## Task
Every single line below has to be printed once more, exactly.

## Exercise material
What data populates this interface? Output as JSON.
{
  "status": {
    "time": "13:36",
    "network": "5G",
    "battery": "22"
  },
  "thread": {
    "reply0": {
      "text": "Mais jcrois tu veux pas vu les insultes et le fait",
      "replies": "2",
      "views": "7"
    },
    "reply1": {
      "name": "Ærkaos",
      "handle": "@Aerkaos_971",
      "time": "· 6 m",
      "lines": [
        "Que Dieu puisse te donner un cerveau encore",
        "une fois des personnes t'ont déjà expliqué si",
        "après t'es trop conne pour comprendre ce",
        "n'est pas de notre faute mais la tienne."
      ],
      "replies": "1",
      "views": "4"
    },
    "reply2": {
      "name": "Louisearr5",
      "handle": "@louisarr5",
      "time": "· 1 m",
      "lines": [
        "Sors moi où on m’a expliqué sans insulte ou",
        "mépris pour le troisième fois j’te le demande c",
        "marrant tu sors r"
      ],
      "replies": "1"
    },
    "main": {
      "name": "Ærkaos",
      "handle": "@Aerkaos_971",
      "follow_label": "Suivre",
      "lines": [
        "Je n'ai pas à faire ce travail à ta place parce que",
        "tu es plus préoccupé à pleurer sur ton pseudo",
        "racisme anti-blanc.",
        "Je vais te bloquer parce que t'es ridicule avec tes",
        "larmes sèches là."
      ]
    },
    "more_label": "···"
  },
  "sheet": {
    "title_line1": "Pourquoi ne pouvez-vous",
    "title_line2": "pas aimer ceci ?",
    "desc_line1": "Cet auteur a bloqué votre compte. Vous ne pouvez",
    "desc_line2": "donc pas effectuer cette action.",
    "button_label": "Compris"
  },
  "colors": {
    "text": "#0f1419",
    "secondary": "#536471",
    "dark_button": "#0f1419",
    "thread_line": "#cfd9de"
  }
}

## Your response
What data populates this interface? Output as JSON.
{
  "status": {
    "time": "13:36",
    "network": "5G",
    "battery": "22"
  },
  "thread": {
    "reply0": {
      "text": "Mais jcrois tu veux pas vu les insultes et le fait",
      "replies": "2",
      "views": "7"
    },
    "reply1": {
      "name": "Ærkaos",
      "handle": "@Aerkaos_971",
      "time": "· 6 m",
      "lines": [
        "Que Dieu puisse te donner un cerveau encore",
        "une fois des personnes t'ont déjà expliqué si",
        "après t'es trop conne pour comprendre ce",
        "n'est pas de notre faute mais la tienne."
      ],
      "replies": "1",
      "views": "4"
    },
    "reply2": {
      "name": "Louisearr5",
      "handle": "@louisarr5",
      "time": "· 1 m",
      "lines": [
        "Sors moi où on m’a expliqué sans insulte ou",
        "mépris pour le troisième fois j’te le demande c",
        "marrant tu sors r"
      ],
      "replies": "1"
    },
    "main": {
      "name": "Ærkaos",
      "handle": "@Aerkaos_971",
      "follow_label": "Suivre",
      "lines": [
        "Je n'ai pas à faire ce travail à ta place parce que",
        "tu es plus préoccupé à pleurer sur ton pseudo",
        "racisme anti-blanc.",
        "Je vais te bloquer parce que t'es ridicule avec tes",
        "larmes sèches là."
      ]
    },
    "more_label": "···"
  },
  "sheet": {
    "title_line1": "Pourquoi ne pouvez-vous",
    "title_line2": "pas aimer ceci ?",
    "desc_line1": "Cet auteur a bloqué votre compte. Vous ne pouvez",
    "desc_line2": "donc pas effectuer cette action.",
    "button_label": "Compris"
  },
  "colors": {
    "text": "#0f1419",
    "secondary": "#536471",
    "dark_button": "#0f1419",
    "thread_line": "#cfd9de"
  }
}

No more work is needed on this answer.